• Task description:
Gather each line of the entries below that includes "icon".

---------- Exercise data

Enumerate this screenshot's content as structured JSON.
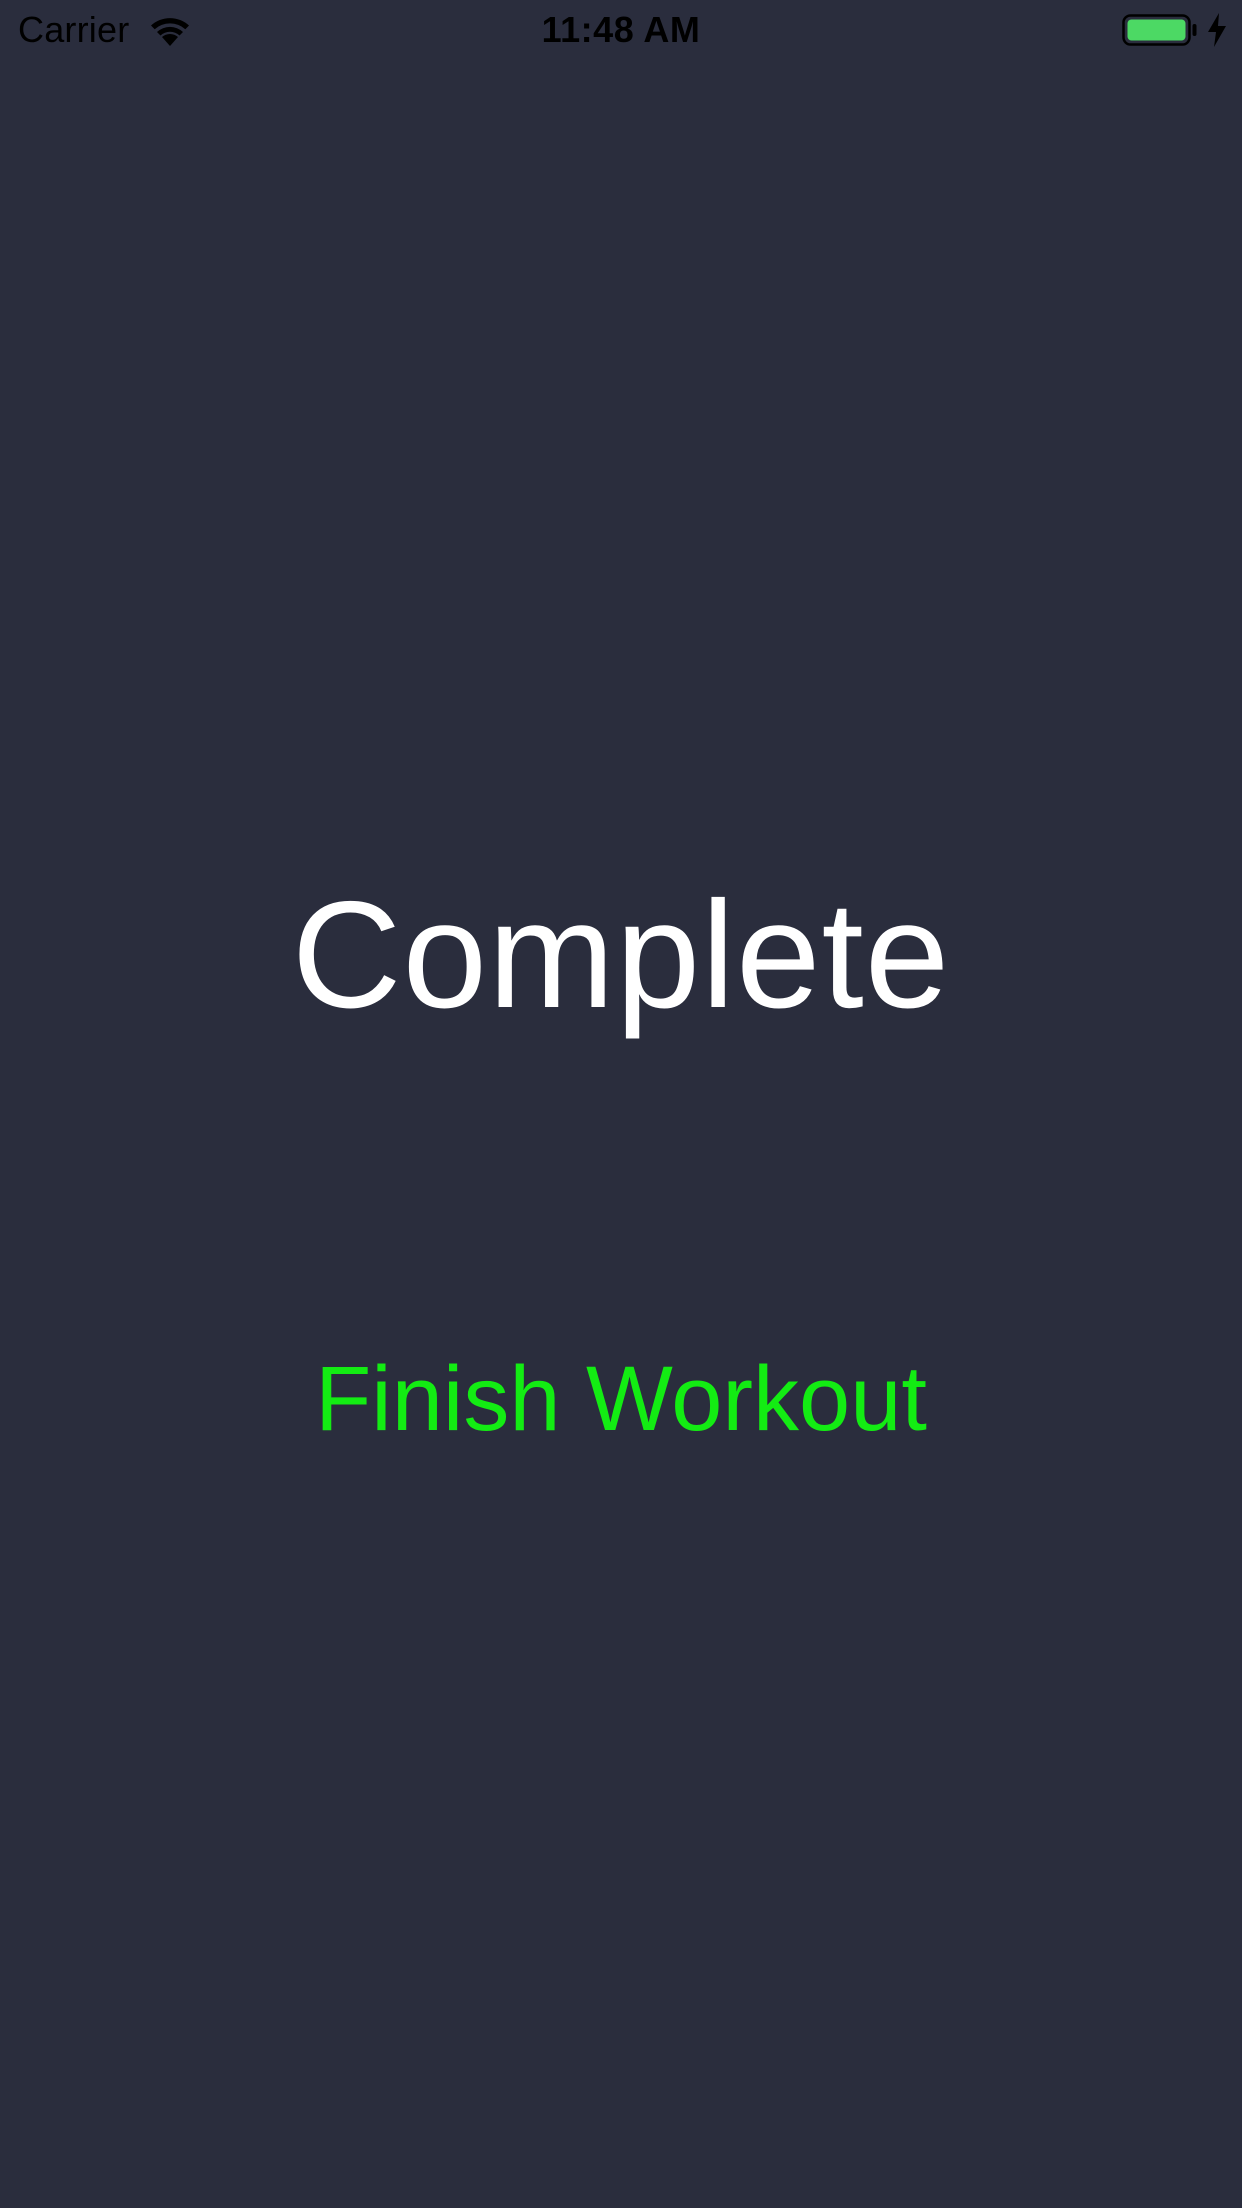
{
  "status_bar": {
    "carrier": "Carrier",
    "time": "11:48 AM",
    "wifi_icon": "wifi-icon",
    "battery_icon": "battery-icon",
    "charging_icon": "charging-bolt-icon",
    "battery_level": 1.0,
    "battery_color": "#4cd964"
  },
  "main": {
    "title": "Complete",
    "finish_button_label": "Finish Workout"
  },
  "colors": {
    "background": "#2a2d3d",
    "title": "#ffffff",
    "accent": "#13ec13",
    "status_text": "#000000"
  }
}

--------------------

• Answer to this task:
    "wifi_icon": "wifi-icon",
    "battery_icon": "battery-icon",
    "charging_icon": "charging-bolt-icon",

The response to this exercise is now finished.